Author: Nicholas Mee
Publisher: The Lutterworth Press
Price: Hardback GBP25.00, Paperback GBP15.00, Kindle edition GBP7.20
Available from Amazon
Every so often, physics gets sexy. The Big Bang and black holes regularly grab the headlines, and, more recently, something else has become the latest scientific superstar – the ‘God particle’. The search for this subatomic fleck has captured the public’s imagination unlike anything since Albert Einstein. But ask anyone what it actually is and you’re guaranteed a tumbleweed moment.
Enter Nicholas Mee, a particle physicist from Cambridge University. Higgs Force: The Symmetry-Breaking Force that Makes the World an Interesting Place, his first book, aims to do for the Higgs boson what Stephen Hawking did for the black hole. Higgs Force sets to bring particle physics to the masses, as A Brief History of Timetaught the world about space and time.
It’s a tall order. Modern physics is steeped in complex ideas and befuddling theories. If we’re honest, Stephen Hawking’s ten-million- copy-selling book sits unread on many bookshelves: few of us have managed to get past chapter nine. Realising this, Mee takes a different tack, opting to depict an historical narrative through a textbook format. Starting in ancient Greece, he charts the intriguing characters that have shaped our present understanding of the world. There’s no shirking on detail: perplexing logical puzzles are dotted throughout to keep the reader apace with the lofty concepts covered.
Higgs Force is a noble effort.
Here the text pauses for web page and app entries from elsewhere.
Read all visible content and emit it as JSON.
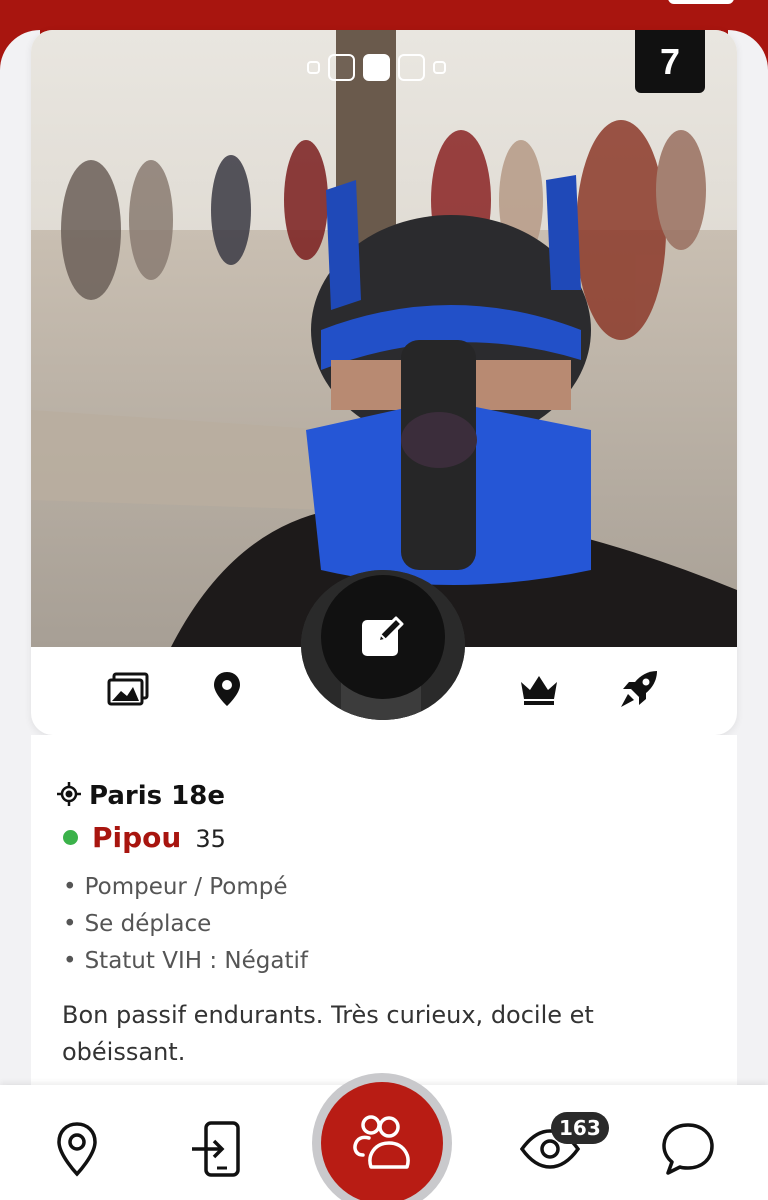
{
  "header": {
    "accent_color": "#a8150f"
  },
  "profile_card": {
    "photo_count": "7",
    "carousel": {
      "total_dots": 5,
      "active_index": 2
    },
    "actions": {
      "photos_icon": "images-icon",
      "location_icon": "map-pin-icon",
      "edit_icon": "edit-icon",
      "premium_icon": "crown-icon",
      "boost_icon": "rocket-icon"
    }
  },
  "info": {
    "location": "Paris 18e",
    "name": "Pipou",
    "age": "35",
    "online": true,
    "traits": [
      "Pompeur / Pompé",
      "Se déplace",
      "Statut VIH : Négatif"
    ],
    "bio": "Bon passif endurants. Très curieux, docile et obéissant."
  },
  "bottom_nav": {
    "items": [
      {
        "icon": "map-pin-icon"
      },
      {
        "icon": "phone-login-icon"
      },
      {
        "icon": "users-icon"
      },
      {
        "icon": "eye-icon",
        "badge": "163"
      },
      {
        "icon": "chat-icon"
      }
    ]
  }
}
Atoms, electrons and quarks are brought to life using metaphors and colourful language. Nevertheless, by page 100, non-academics may be scratching their heads, confused and feeling as if their head is in an isospin (physicist joke). Mee reassures the perplexed by quoting fellow physicist Richard Feynman:
“You think I’m going to explain it to you so you can understand it? You’re not going to be able to… My physics students don’t understand it either. That’s because I don’t understand [particle physics]. Nobody does.”
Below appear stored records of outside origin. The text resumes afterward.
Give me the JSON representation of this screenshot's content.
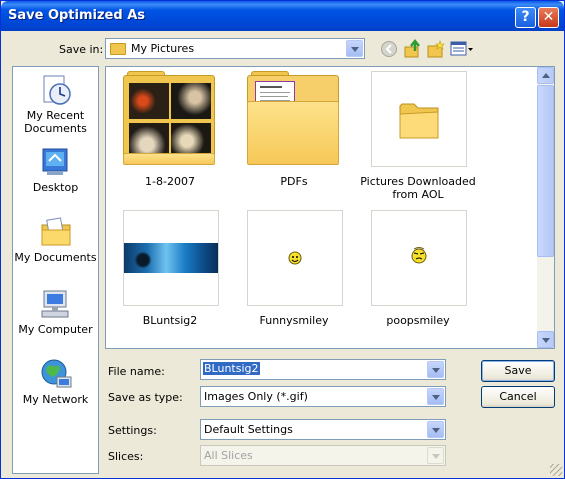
{
  "window": {
    "title": "Save Optimized As"
  },
  "titlebar": {
    "help_label": "?",
    "close_label": "✕"
  },
  "save_in": {
    "label": "Save in:",
    "value": "My Pictures"
  },
  "places": [
    {
      "label": "My Recent\nDocuments",
      "icon": "recent-documents-icon"
    },
    {
      "label": "Desktop",
      "icon": "desktop-icon"
    },
    {
      "label": "My Documents",
      "icon": "my-documents-icon"
    },
    {
      "label": "My Computer",
      "icon": "my-computer-icon"
    },
    {
      "label": "My Network",
      "icon": "my-network-icon"
    }
  ],
  "files": [
    {
      "name": "1-8-2007",
      "kind": "folder-photos"
    },
    {
      "name": "PDFs",
      "kind": "folder-doc"
    },
    {
      "name": "Pictures Downloaded\nfrom AOL",
      "kind": "folder-empty"
    },
    {
      "name": "BLuntsig2",
      "kind": "image-banner"
    },
    {
      "name": "Funnysmiley",
      "kind": "image-smiley"
    },
    {
      "name": "poopsmiley",
      "kind": "image-smiley"
    }
  ],
  "form": {
    "file_name_label": "File name:",
    "file_name_value": "BLuntsig2",
    "save_as_type_label": "Save as type:",
    "save_as_type_value": "Images Only (*.gif)",
    "settings_label": "Settings:",
    "settings_value": "Default Settings",
    "slices_label": "Slices:",
    "slices_value": "All Slices"
  },
  "buttons": {
    "save": "Save",
    "cancel": "Cancel"
  },
  "colors": {
    "titlebar": "#0055e5",
    "window_bg": "#ece9d8",
    "folder": "#f6c858"
  }
}
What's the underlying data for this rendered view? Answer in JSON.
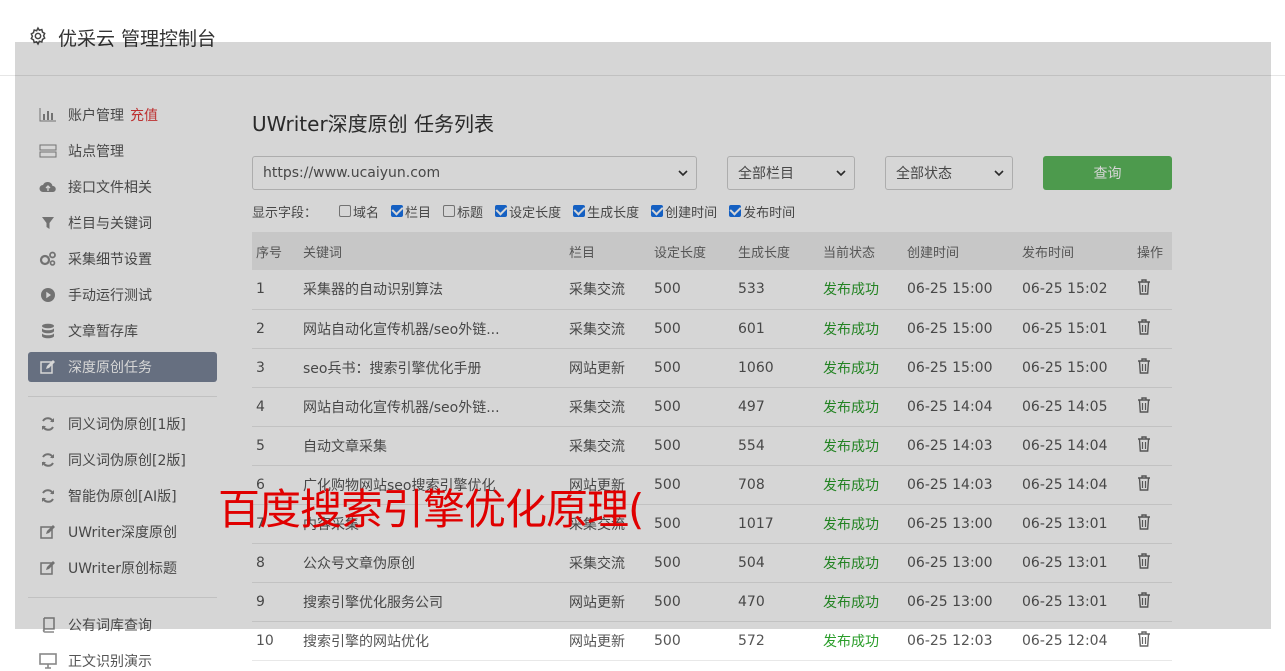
{
  "header": {
    "title": "优采云 管理控制台"
  },
  "sidebar": {
    "items": [
      {
        "label": "账户管理",
        "badge": "充值",
        "icon": "bar-chart-icon"
      },
      {
        "label": "站点管理",
        "icon": "server-icon"
      },
      {
        "label": "接口文件相关",
        "icon": "cloud-upload-icon"
      },
      {
        "label": "栏目与关键词",
        "icon": "filter-icon"
      },
      {
        "label": "采集细节设置",
        "icon": "gears-icon"
      },
      {
        "label": "手动运行测试",
        "icon": "play-circle-icon"
      },
      {
        "label": "文章暂存库",
        "icon": "database-icon"
      },
      {
        "label": "深度原创任务",
        "icon": "edit-icon",
        "active": true
      }
    ],
    "group2": [
      {
        "label": "同义词伪原创[1版]",
        "icon": "refresh-icon"
      },
      {
        "label": "同义词伪原创[2版]",
        "icon": "refresh-icon"
      },
      {
        "label": "智能伪原创[AI版]",
        "icon": "refresh-icon"
      },
      {
        "label": "UWriter深度原创",
        "icon": "edit-icon"
      },
      {
        "label": "UWriter原创标题",
        "icon": "edit-icon"
      }
    ],
    "group3": [
      {
        "label": "公有词库查询",
        "icon": "book-icon"
      },
      {
        "label": "正文识别演示",
        "icon": "monitor-icon"
      }
    ]
  },
  "main": {
    "title": "UWriter深度原创 任务列表",
    "site_select": "https://www.ucaiyun.com",
    "column_select": "全部栏目",
    "status_select": "全部状态",
    "query_button": "查询",
    "fields_label": "显示字段：",
    "fields": [
      {
        "label": "域名",
        "checked": false
      },
      {
        "label": "栏目",
        "checked": true
      },
      {
        "label": "标题",
        "checked": false
      },
      {
        "label": "设定长度",
        "checked": true
      },
      {
        "label": "生成长度",
        "checked": true
      },
      {
        "label": "创建时间",
        "checked": true
      },
      {
        "label": "发布时间",
        "checked": true
      }
    ],
    "table": {
      "headers": [
        "序号",
        "关键词",
        "栏目",
        "设定长度",
        "生成长度",
        "当前状态",
        "创建时间",
        "发布时间",
        "操作"
      ],
      "rows": [
        [
          "1",
          "采集器的自动识别算法",
          "采集交流",
          "500",
          "533",
          "发布成功",
          "06-25 15:00",
          "06-25 15:02"
        ],
        [
          "2",
          "网站自动化宣传机器/seo外链...",
          "采集交流",
          "500",
          "601",
          "发布成功",
          "06-25 15:00",
          "06-25 15:01"
        ],
        [
          "3",
          "seo兵书：搜索引擎优化手册",
          "网站更新",
          "500",
          "1060",
          "发布成功",
          "06-25 15:00",
          "06-25 15:00"
        ],
        [
          "4",
          "网站自动化宣传机器/seo外链...",
          "采集交流",
          "500",
          "497",
          "发布成功",
          "06-25 14:04",
          "06-25 14:05"
        ],
        [
          "5",
          "自动文章采集",
          "采集交流",
          "500",
          "554",
          "发布成功",
          "06-25 14:03",
          "06-25 14:04"
        ],
        [
          "6",
          "广化购物网站seo搜索引擎优化",
          "网站更新",
          "500",
          "708",
          "发布成功",
          "06-25 14:03",
          "06-25 14:04"
        ],
        [
          "7",
          "内容采集",
          "采集交流",
          "500",
          "1017",
          "发布成功",
          "06-25 13:00",
          "06-25 13:01"
        ],
        [
          "8",
          "公众号文章伪原创",
          "采集交流",
          "500",
          "504",
          "发布成功",
          "06-25 13:00",
          "06-25 13:01"
        ],
        [
          "9",
          "搜索引擎优化服务公司",
          "网站更新",
          "500",
          "470",
          "发布成功",
          "06-25 13:00",
          "06-25 13:01"
        ],
        [
          "10",
          "搜索引擎的网站优化",
          "网站更新",
          "500",
          "572",
          "发布成功",
          "06-25 12:03",
          "06-25 12:04"
        ]
      ]
    }
  },
  "watermark": "百度搜索引擎优化原理(",
  "colors": {
    "query_button": "#5cb85c",
    "active_item": "#7a8599",
    "status_ok": "#2a9d2a",
    "recharge": "#e23b3b",
    "watermark": "#e00000"
  }
}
Higgs Force is a book that does not try to make you a physics expert, nor even particle physics competent. It offers a humble insight into a discipline that few people understand, equipping the reader with enough insight to explain the ‘God particle’ to impress friends. However, the book’s greatest strength is not in the science, but the vivid depictions of the story’s characters, who are as varied as the subatomic principles they discovered. Michael Faraday, the unschooled prodigy who invented the electric motor; Paul Dirac, the genius whose traumatic childhood left him virtually speechless; and Robert Wilson, the American artist-turned-physicist with the charisma to lead soldiers to war.
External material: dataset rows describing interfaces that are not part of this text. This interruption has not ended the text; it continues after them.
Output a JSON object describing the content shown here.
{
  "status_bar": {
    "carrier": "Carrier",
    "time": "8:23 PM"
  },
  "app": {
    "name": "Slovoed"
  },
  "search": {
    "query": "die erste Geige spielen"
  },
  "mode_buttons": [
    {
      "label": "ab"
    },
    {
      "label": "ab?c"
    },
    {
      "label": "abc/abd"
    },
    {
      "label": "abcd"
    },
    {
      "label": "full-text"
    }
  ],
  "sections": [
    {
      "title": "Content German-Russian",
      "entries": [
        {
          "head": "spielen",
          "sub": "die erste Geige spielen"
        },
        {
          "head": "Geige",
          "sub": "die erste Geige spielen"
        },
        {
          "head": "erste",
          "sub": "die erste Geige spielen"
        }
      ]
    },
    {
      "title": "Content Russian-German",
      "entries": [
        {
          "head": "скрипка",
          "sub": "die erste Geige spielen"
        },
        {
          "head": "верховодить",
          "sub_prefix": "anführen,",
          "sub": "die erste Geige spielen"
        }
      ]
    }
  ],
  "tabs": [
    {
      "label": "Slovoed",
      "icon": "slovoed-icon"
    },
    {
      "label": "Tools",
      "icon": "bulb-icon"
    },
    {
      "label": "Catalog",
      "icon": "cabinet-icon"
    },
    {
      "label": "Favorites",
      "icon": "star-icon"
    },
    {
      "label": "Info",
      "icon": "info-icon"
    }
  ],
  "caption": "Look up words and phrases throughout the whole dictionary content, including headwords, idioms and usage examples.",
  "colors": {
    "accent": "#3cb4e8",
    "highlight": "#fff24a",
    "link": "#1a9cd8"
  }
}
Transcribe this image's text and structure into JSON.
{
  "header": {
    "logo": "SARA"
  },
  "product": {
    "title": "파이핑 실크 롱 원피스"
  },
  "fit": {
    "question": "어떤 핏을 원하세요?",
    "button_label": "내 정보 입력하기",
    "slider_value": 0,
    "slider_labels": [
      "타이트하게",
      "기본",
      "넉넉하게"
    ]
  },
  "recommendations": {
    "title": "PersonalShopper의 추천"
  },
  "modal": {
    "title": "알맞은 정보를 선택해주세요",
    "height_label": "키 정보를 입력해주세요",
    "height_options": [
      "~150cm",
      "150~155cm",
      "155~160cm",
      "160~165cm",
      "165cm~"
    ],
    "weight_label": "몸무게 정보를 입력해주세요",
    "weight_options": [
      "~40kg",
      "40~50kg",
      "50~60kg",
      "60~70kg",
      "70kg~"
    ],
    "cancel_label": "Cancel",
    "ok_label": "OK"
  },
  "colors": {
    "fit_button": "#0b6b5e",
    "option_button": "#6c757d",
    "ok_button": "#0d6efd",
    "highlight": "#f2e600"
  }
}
Higgs Force is an accomplished and engaging read. Be advised: it isn’t for the faint-hearted and a high-school physics education is a prerequisite. Lively biographies keep the pages turning in a way most popular science books fail to do. It reveals to the lay reader the importance of the Large Hadron Collider, the beauty of the natural laws and the riddle of Higgs. And it’ll likely be finished before that ageing copy of A Brief History of Time
Official Higgs Force website: www.higgsforce.co.uk
Congratulations to Pete Aighton, E. Parker and Alex Brown who were the winners of our Higgs Force book competition! You bagged yourselves a free copy, you lucky things…